I have been following Jonathan's work for a while now, as he always seems to be doing something interesting with structured, social data. (I finally got to meet him at the conference as well, incidentally.) His talk was mostly about ways to combine both high level and low level structure in blogs, but I was most excited by a somewhat unrelated fact, that they were using Wikipedia for pseudo relevance feedback (PRF). Previous work (DOI) at SIGIR 2007 had looked at this as a possibility, but it was interesting to see both more confirmation that Wikipedia is good for PRF and further mechanisms for using it in that way. Mysteriously, his talk was the third half hour talk in a set of sessions where all of the other sessions had two talks, so he seemed to have the spotlight. In any case, the room was packed.
The talk on relevance assessment was interesting to me because it seemed to be pushing back on a trend which has been happening for a while now.

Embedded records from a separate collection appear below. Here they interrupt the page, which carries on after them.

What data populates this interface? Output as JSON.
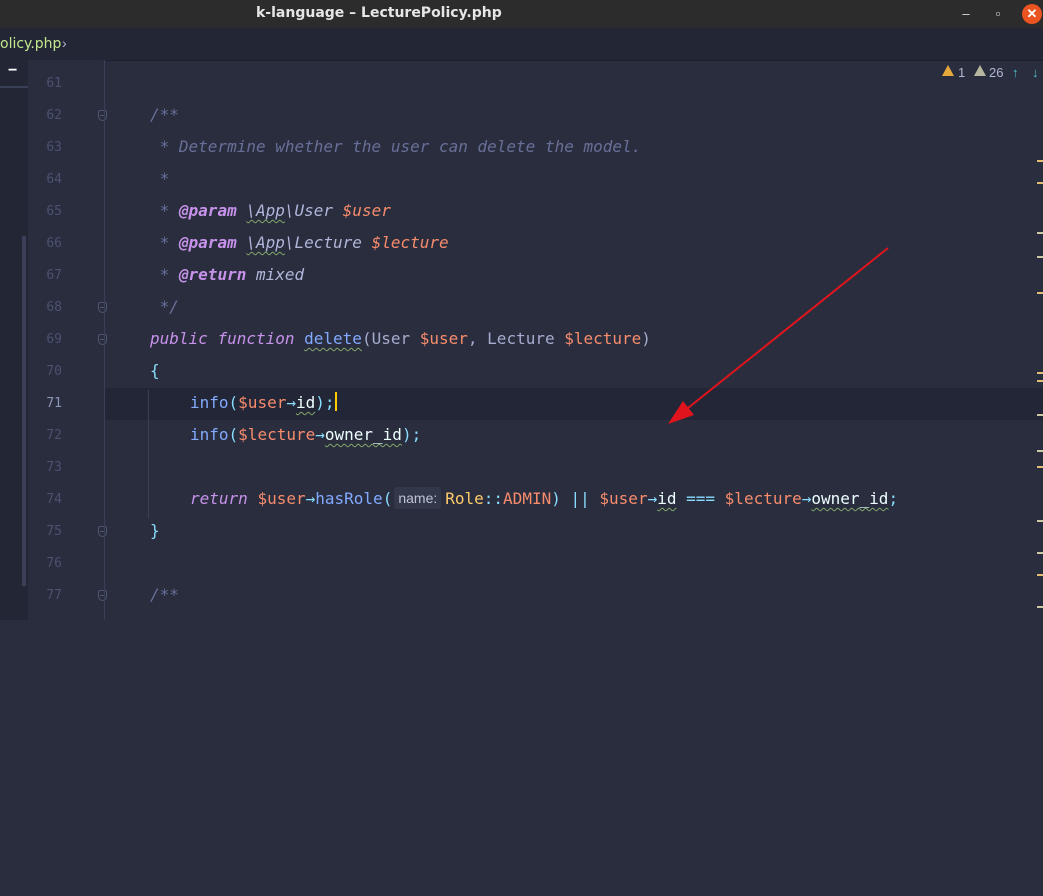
{
  "window": {
    "title": "k-language – LecturePolicy.php",
    "controls": {
      "minimize": "‒",
      "maximize": "▫",
      "close": "✕"
    }
  },
  "breadcrumb": {
    "file": "olicy.php",
    "chevron": "›"
  },
  "left_strip": {
    "collapse": "−"
  },
  "inspection": {
    "warnings": "1",
    "weak_warnings": "26",
    "up": "↑",
    "down": "↓"
  },
  "lines": [
    "61",
    "62",
    "63",
    "64",
    "65",
    "66",
    "67",
    "68",
    "69",
    "70",
    "71",
    "72",
    "73",
    "74",
    "75",
    "76",
    "77"
  ],
  "active_line": "71",
  "code": {
    "l62": "/**",
    "l63": " * Determine whether the user can delete the model.",
    "l64": " *",
    "l65_star": " * ",
    "l65_tag": "@param",
    "l65_ns": "\\App",
    "l65_type": "\\User ",
    "l65_var": "$user",
    "l66_star": " * ",
    "l66_tag": "@param",
    "l66_ns": "\\App",
    "l66_type": "\\Lecture ",
    "l66_var": "$lecture",
    "l67_star": " * ",
    "l67_tag": "@return",
    "l67_type": " mixed",
    "l68": " */",
    "l69_kw1": "public",
    "l69_kw2": "function",
    "l69_fn": "delete",
    "l69_p1": "(User ",
    "l69_v1": "$user",
    "l69_p2": ", Lecture ",
    "l69_v2": "$lecture",
    "l69_p3": ")",
    "l70": "{",
    "l71_fn": "info",
    "l71_p1": "(",
    "l71_var": "$user",
    "l71_arrow": "→",
    "l71_prop": "id",
    "l71_p2": ");",
    "l72_fn": "info",
    "l72_p1": "(",
    "l72_var": "$lecture",
    "l72_arrow": "→",
    "l72_prop": "owner_id",
    "l72_p2": ");",
    "l74_kw": "return",
    "l74_var1": "$user",
    "l74_arrow1": "→",
    "l74_fn": "hasRole",
    "l74_p1": "(",
    "l74_hint": "name:",
    "l74_class": "Role",
    "l74_dc": "::",
    "l74_const": "ADMIN",
    "l74_p2": ")",
    "l74_or": "||",
    "l74_var2": "$user",
    "l74_arrow2": "→",
    "l74_prop1": "id",
    "l74_eq": "===",
    "l74_var3": "$lecture",
    "l74_arrow3": "→",
    "l74_prop2": "owner_id",
    "l74_semi": ";",
    "l75": "}",
    "l77": "/**"
  },
  "colors": {
    "background": "#292d3e",
    "comment": "#697098",
    "keyword": "#c792ea",
    "variable": "#f78c6c",
    "function": "#82aaff",
    "annotation_arrow": "#e0141c"
  }
}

Specifically, in the past few years, there has been a gradual trend towards using extremely cheap sources of labor for creating test collections for evaluating various tasks. For example, some recent work by a former member of the InfoLab looked at Mechanical Turk for evaluating entity resolution (DOI). The relevance assessment paper looked at three types of judges:
- Gold Judges: Created a topic for a particular collection, and are experts in that topic. For instance, a history professor comes up with a topic "items worn by Abraham Lincoln" and judges results as relevant and non-relevant.
- Silver Judges: Did not create the topic, but are an expert in it. For instance, a history professor.
- Bronze Judges: Did not create the topic and are not and expert in it. Just a random user.
That concludes my trip report from Singapore. Apologies for any inaccuracies in the above, I have not had a chance to read many of the papers above in depth yet, so most of my observations are from my vague recollections of the talks. (Do leave a comment if you have any complaints!) Also, if you were at the conference (or were reading the conference papers) and feel like there was important work not discussed here, do leave a comment as well!
Addendum: Yannis pointed me to this other (very recent) paper with more Mechanical Turk evaluation results. Several other people are blogging about SIGIR'08, like Daniel Tunkelang, Pranam Kolari, and Paraic Sheridan. All photos are from the SIGIR'08 website.